##### Source material
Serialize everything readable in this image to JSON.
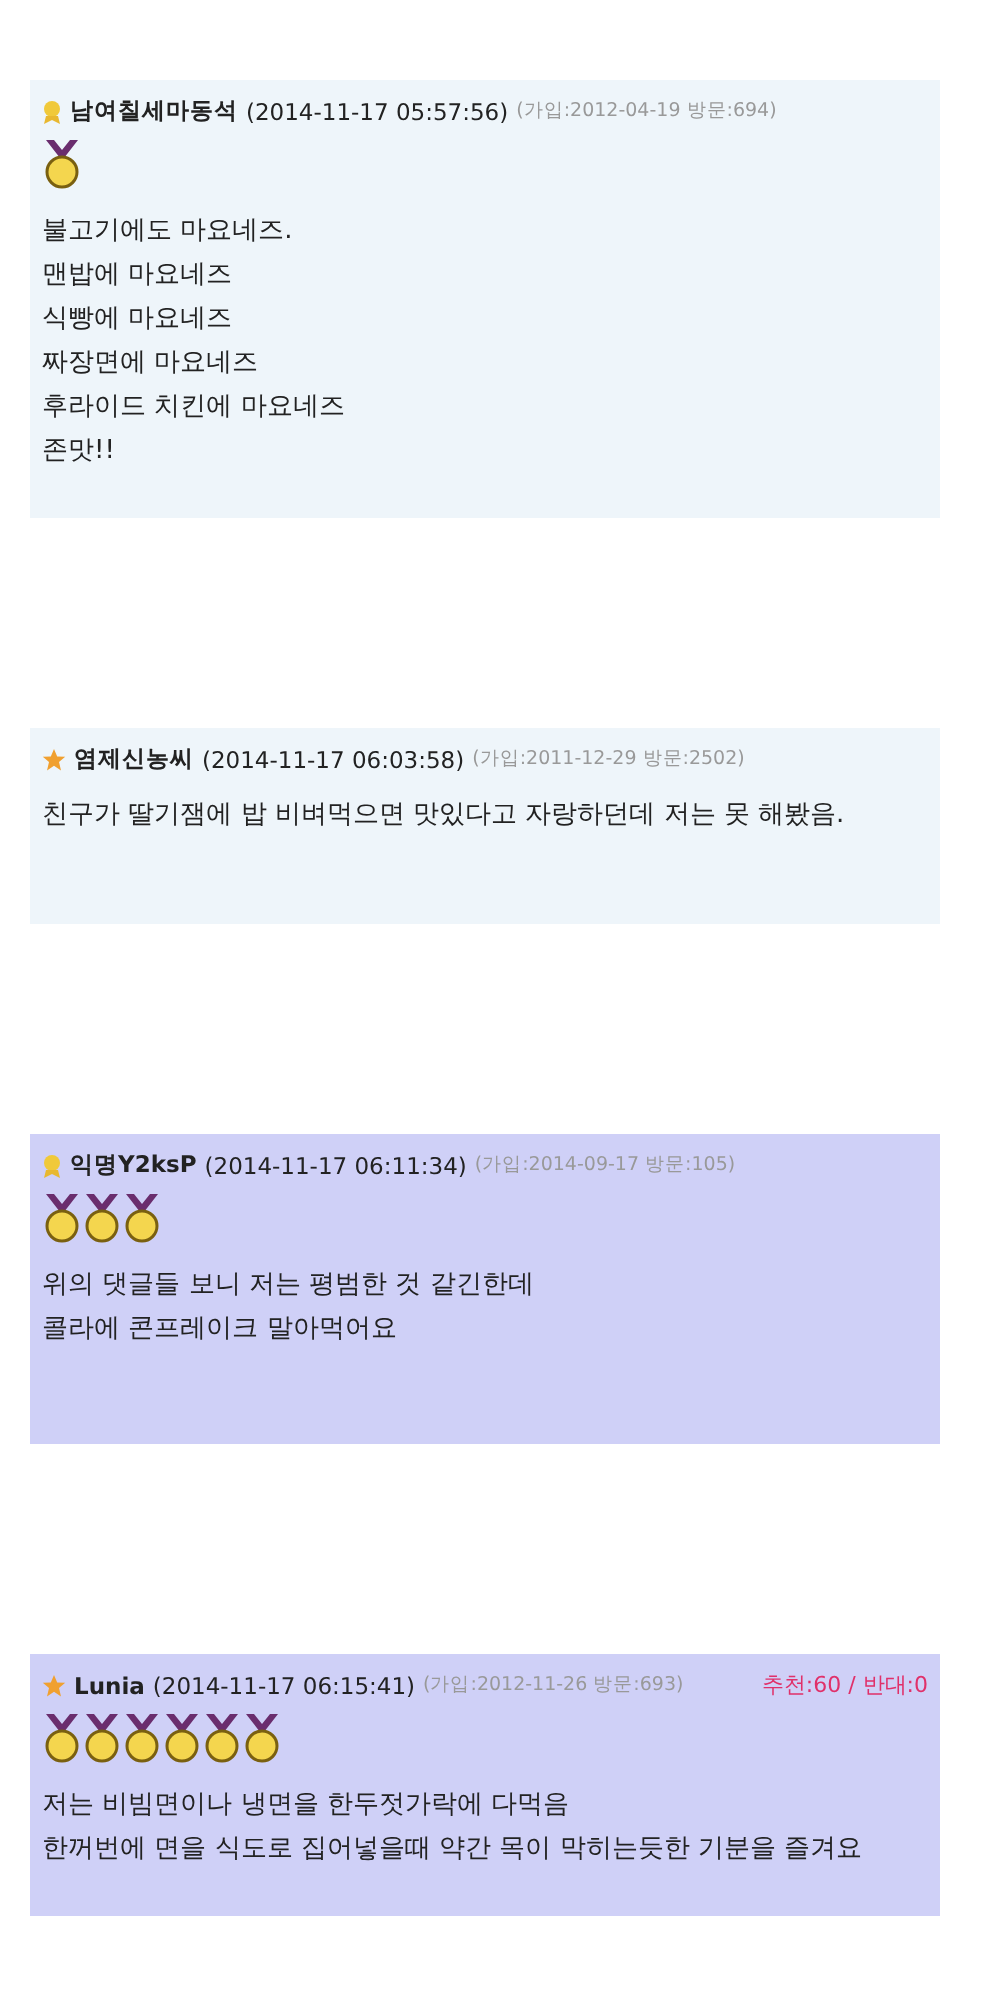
{
  "comments": [
    {
      "kind": "medal",
      "author": "남여칠세마동석",
      "time": "(2014-11-17 05:57:56)",
      "meta": "(가입:2012-04-19 방문:694)",
      "color": "#eef5fa",
      "medals": [
        {
          "kind": "gold"
        }
      ],
      "lines": [
        "불고기에도 마요네즈.",
        "맨밥에 마요네즈",
        "식빵에 마요네즈",
        "짜장면에 마요네즈",
        "후라이드 치킨에 마요네즈",
        "존맛!!"
      ]
    },
    {
      "kind": "star",
      "author": "염제신농씨",
      "time": "(2014-11-17 06:03:58)",
      "meta": "(가입:2011-12-29 방문:2502)",
      "color": "#eef5fa",
      "lines": [
        "친구가 딸기잼에 밥 비벼먹으면 맛있다고 자랑하던데 저는 못 해봤음."
      ]
    },
    {
      "kind": "medal",
      "author": "익명Y2ksP",
      "time": "(2014-11-17 06:11:34)",
      "meta": "(가입:2014-09-17 방문:105)",
      "color": "#cfd0f7",
      "medals": [
        {
          "kind": "gold"
        },
        {
          "kind": "gold"
        },
        {
          "kind": "gold"
        }
      ],
      "lines": [
        "위의 댓글들 보니 저는 평범한 것 같긴한데",
        "콜라에 콘프레이크 말아먹어요"
      ]
    },
    {
      "kind": "star",
      "author": "Lunia",
      "time": "(2014-11-17 06:15:41)",
      "meta": "(가입:2012-11-26 방문:693)",
      "votes": "추천:60 / 반대:0",
      "color": "#cfd0f7",
      "medals": [
        {
          "kind": "gold"
        },
        {
          "kind": "gold"
        },
        {
          "kind": "gold"
        },
        {
          "kind": "gold"
        },
        {
          "kind": "gold"
        },
        {
          "kind": "gold"
        }
      ],
      "lines": [
        "저는 비빔면이나 냉면을 한두젓가락에 다먹음",
        "한꺼번에 면을 식도로 집어넣을때 약간 목이 막히는듯한 기분을 즐겨요"
      ]
    }
  ]
}
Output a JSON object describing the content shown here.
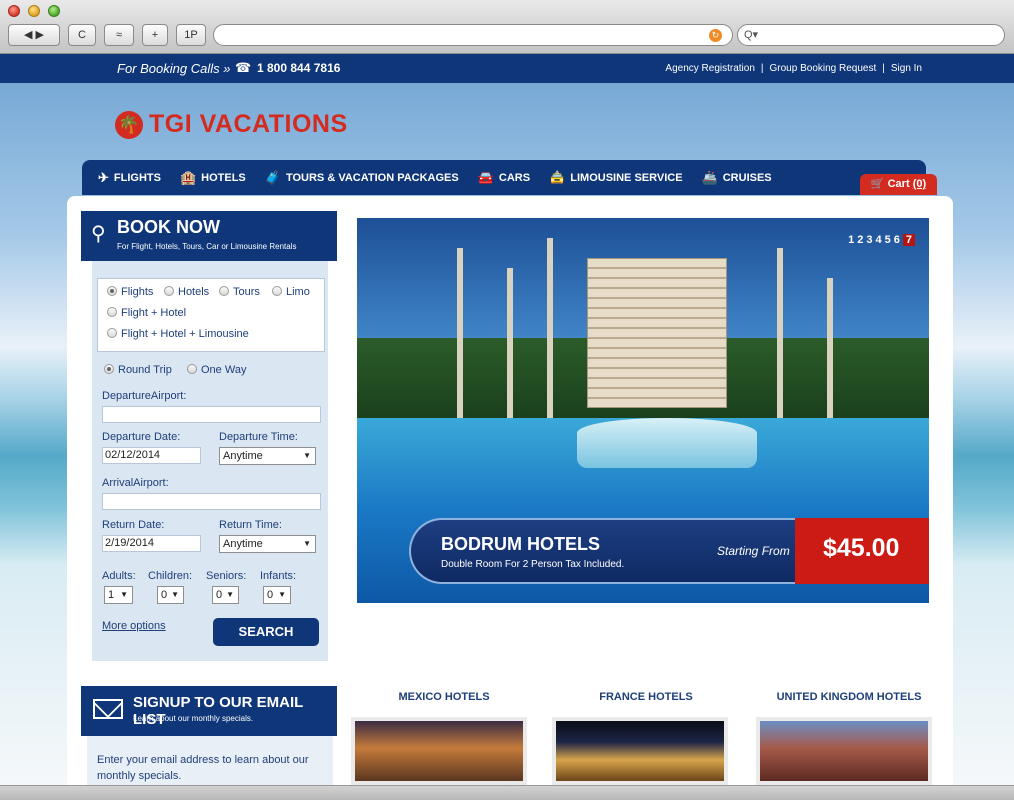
{
  "browser": {
    "buttons": [
      "◀ ▶",
      "C",
      "≈",
      "+",
      "1P"
    ],
    "search_placeholder": "Q▾"
  },
  "topbar": {
    "booking_calls": "For Booking Calls »",
    "phone_number": "1 800 844 7816",
    "links": [
      "Agency Registration",
      "Group Booking Request",
      "Sign In"
    ],
    "separator": "|"
  },
  "logo": {
    "text": "TGI VACATIONS",
    "icon": "palm-tree-icon"
  },
  "nav": {
    "items": [
      {
        "label": "FLIGHTS",
        "icon": "✈"
      },
      {
        "label": "HOTELS",
        "icon": "🏨"
      },
      {
        "label": "TOURS & VACATION PACKAGES",
        "icon": "🧳"
      },
      {
        "label": "CARS",
        "icon": "🚘"
      },
      {
        "label": "LIMOUSINE SERVICE",
        "icon": "🚖"
      },
      {
        "label": "CRUISES",
        "icon": "🚢"
      }
    ],
    "cart_label": "Cart",
    "cart_count": "(0)"
  },
  "booknow": {
    "title": "BOOK NOW",
    "subtitle": "For Flight, Hotels, Tours, Car or Limousine Rentals",
    "types": [
      "Flights",
      "Hotels",
      "Tours",
      "Limo",
      "Flight + Hotel",
      "Flight + Hotel + Limousine"
    ],
    "trip": [
      "Round Trip",
      "One Way"
    ],
    "departure_airport_label": "DepartureAirport:",
    "departure_date_label": "Departure Date:",
    "departure_date_value": "02/12/2014",
    "departure_time_label": "Departure Time:",
    "departure_time_value": "Anytime",
    "arrival_airport_label": "ArrivalAirport:",
    "return_date_label": "Return Date:",
    "return_date_value": "2/19/2014",
    "return_time_label": "Return Time:",
    "return_time_value": "Anytime",
    "adults_label": "Adults:",
    "adults_value": "1",
    "children_label": "Children:",
    "children_value": "0",
    "seniors_label": "Seniors:",
    "seniors_value": "0",
    "infants_label": "Infants:",
    "infants_value": "0",
    "more_options": "More options",
    "search": "SEARCH"
  },
  "signup": {
    "title": "SIGNUP TO OUR EMAIL LIST",
    "subtitle": "Learn about our monthly specials.",
    "text": "Enter your email address to learn about our monthly specials."
  },
  "hero": {
    "pager": [
      "1",
      "2",
      "3",
      "4",
      "5",
      "6",
      "7"
    ],
    "current_page": "7",
    "title": "BODRUM HOTELS",
    "subtitle": "Double Room For 2 Person Tax Included.",
    "starting_from": "Starting From",
    "price": "$45.00"
  },
  "categories": [
    "MEXICO HOTELS",
    "FRANCE HOTELS",
    "UNITED KINGDOM HOTELS"
  ]
}
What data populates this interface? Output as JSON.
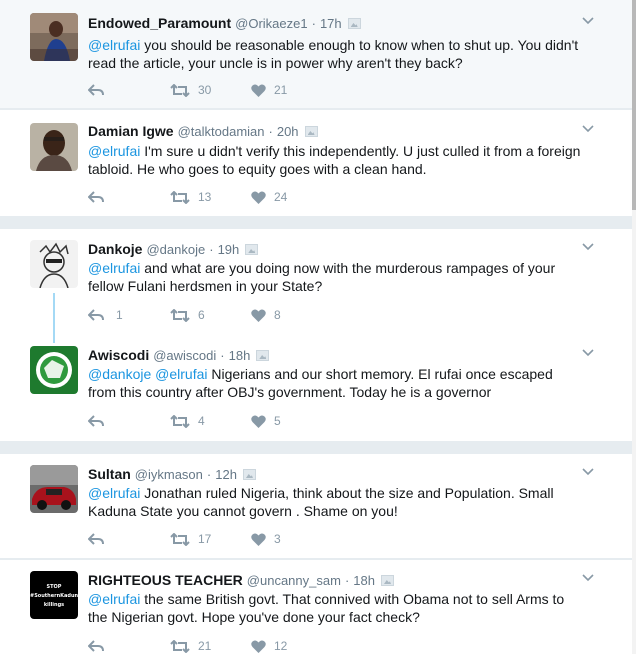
{
  "tweets": [
    {
      "name": "Endowed_Paramount",
      "handle": "@Orikaeze1",
      "time": "17h",
      "mention": "@elrufai",
      "text": " you should be reasonable enough to know when to shut up. You didn't read the article, your uncle is in power why aren't they back?",
      "line1": " you should be reasonable enough to know when to shut up. You didn't",
      "line2": "read the article, your uncle is in power why aren't they back?",
      "retweets": "30",
      "likes": "21",
      "replies": ""
    },
    {
      "name": "Damian Igwe",
      "handle": "@talktodamian",
      "time": "20h",
      "mention": "@elrufai",
      "line1": " I'm sure u didn't verify this independently. U just culled it from a foreign",
      "line2": "tabloid. He who goes to equity goes with a clean hand.",
      "retweets": "13",
      "likes": "24",
      "replies": ""
    },
    {
      "name": "Dankoje",
      "handle": "@dankoje",
      "time": "19h",
      "mention": "@elrufai",
      "line1": " and what are you doing now with the murderous rampages of your",
      "line2": "fellow Fulani herdsmen in your State?",
      "replies": "1",
      "retweets": "6",
      "likes": "8"
    },
    {
      "name": "Awiscodi",
      "handle": "@awiscodi",
      "time": "18h",
      "mention": "@dankoje @elrufai",
      "line1": " Nigerians and our  short memory. El rufai once escaped",
      "line2": "from this country after OBJ's government. Today he is a governor",
      "replies": "",
      "retweets": "4",
      "likes": "5"
    },
    {
      "name": "Sultan",
      "handle": "@iykmason",
      "time": "12h",
      "mention": "@elrufai",
      "line1": " Jonathan ruled Nigeria, think about the size and Population. Small",
      "line2": "Kaduna State you cannot govern . Shame on you!",
      "replies": "",
      "retweets": "17",
      "likes": "3"
    },
    {
      "name": "RIGHTEOUS TEACHER",
      "handle": "@uncanny_sam",
      "time": "18h",
      "mention": "@elrufai",
      "line1": " the same British govt. That connived with Obama not to sell Arms to",
      "line2": "the Nigerian govt. Hope you've done your fact check?",
      "replies": "",
      "retweets": "21",
      "likes": "12"
    }
  ],
  "avatar6_lines": [
    "STOP",
    "#SouthernKaduna",
    "killings"
  ],
  "colors": {
    "link": "#1b95e0",
    "muted": "#657786",
    "icon": "#8899a6",
    "thread": "#a4d9f5"
  },
  "icons": {
    "reply": "reply-icon",
    "retweet": "retweet-icon",
    "like": "heart-icon",
    "more": "chevron-down-icon",
    "media": "image-icon"
  }
}
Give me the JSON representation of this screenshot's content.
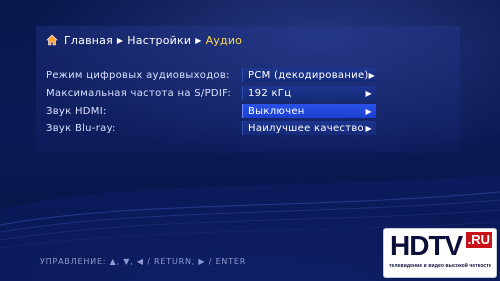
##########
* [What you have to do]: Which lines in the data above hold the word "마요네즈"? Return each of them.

* [The answer]:
        "불고기에도 마요네즈.",
        "맨밥에 마요네즈",
        "식빵에 마요네즈",
        "짜장면에 마요네즈",
        "후라이드 치킨에 마요네즈",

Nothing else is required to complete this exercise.